One of its best historically, the estate of Leoville, was once the largest in the Médoc in the 18th century, before it was divided into the three second growths known today as Chateau Léoville-Las-Cases, Léoville-Poyferré and Léoville-Barton. Located in the north section, these are stone’s throw from Chateau Latour and share much in common with that well-esteemed estate.

The relatively homogeneous gravelly and rocky top soil on top of clay-limestone subsoil is broken only by a narrow strip of bank on either side of the “jalle,” or stream, that bisects the zone and flows into the Gironde.

St. Julien wines are for those wanting subtlety, balance and consistency in their Bordeaux. Rewarding and persistent, the best among them are full of blueberry, blackberry, cassis, plum, tobacco and licorice. They are intense and complex and finish with fine, velvety tannins.

Bordeaux Blends

View all wine

One of the world’s most classic and popular styles of red wine, Bordeaux-inspired blends have spread from their homeland in France to nearly every corner of the New World, especially in California, Washington, and Australia. Typically based on either Cabernet Sauvignon or Merlot and supported by Cabernet Franc, Malbec, and/or Petit Verdot, these are sometimes referred to in the US as “Meritage” blends. In Bordeaux itself, Cabernet Sauvignon dominates in wines from the Left Bank of the Gironde river, while the Right Bank focuses on Merlot. Often, blends from outside the region are classified as being inspired by one or the other.

In the Glass

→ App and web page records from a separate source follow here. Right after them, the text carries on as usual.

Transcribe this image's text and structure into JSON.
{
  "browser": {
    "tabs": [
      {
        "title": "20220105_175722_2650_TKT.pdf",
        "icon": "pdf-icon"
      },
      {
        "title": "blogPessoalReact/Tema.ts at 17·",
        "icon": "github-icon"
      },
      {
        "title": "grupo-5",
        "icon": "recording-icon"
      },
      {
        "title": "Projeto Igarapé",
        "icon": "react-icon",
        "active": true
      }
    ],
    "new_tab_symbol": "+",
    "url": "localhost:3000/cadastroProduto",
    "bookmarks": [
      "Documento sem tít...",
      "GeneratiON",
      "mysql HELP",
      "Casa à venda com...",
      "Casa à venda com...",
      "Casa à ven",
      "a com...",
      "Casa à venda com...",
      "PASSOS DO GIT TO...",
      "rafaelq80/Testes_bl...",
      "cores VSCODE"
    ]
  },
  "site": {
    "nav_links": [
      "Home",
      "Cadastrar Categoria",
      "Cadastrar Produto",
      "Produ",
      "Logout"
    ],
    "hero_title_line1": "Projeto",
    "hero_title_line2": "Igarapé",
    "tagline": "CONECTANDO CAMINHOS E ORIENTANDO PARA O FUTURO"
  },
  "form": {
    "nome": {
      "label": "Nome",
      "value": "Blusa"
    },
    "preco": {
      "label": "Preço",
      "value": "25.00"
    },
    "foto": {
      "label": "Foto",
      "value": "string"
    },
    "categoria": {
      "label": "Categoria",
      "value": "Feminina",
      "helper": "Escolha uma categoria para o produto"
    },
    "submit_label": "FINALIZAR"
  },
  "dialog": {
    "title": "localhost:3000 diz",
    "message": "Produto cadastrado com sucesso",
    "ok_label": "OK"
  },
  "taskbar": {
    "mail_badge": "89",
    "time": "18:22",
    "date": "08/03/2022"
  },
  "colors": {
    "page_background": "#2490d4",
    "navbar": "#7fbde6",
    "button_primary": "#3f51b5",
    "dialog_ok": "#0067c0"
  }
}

Cabernet-based, Left-Bank-styled wines are typically more tannic and structured, while Merlot-based wines modeled after the Right Bank are softer and suppler. Cabernet Franc can add herbal notes, while Malbec and Petit Verdot contribute color and structure. Wines from Bordeaux can be bold and fruit-forward or restrained and earthy, while New World facsimiles tend to emulate the former style. In general, Bordeaux red blends can have aromas and flavors of black currant, cedar, plum, graphite, and violet, with more red fruit flavors when Merlot makes up a high proportion of the blend.

Perfect Pairings

Since Bordeaux red blends are often quite structured and tannic, they pair best with hearty, flavorful, and fatty meat dishes. Any type of steak makes for a classic pairing. Equally welcome with these wines would be beef brisket, pot roast, braised lamb, or smoked duck.

Sommelier Secret

While the region of Bordeaux is limited to a select few approved grape varieties, the New World is free to experiment. Bordeaux blends in California may include Syrah, Petite Sirah, Zinfandel, or virtually any other grape deemed worthy by the winemaker. In Australia, Shiraz is a common component.

KTY6289_1986 Item# 6289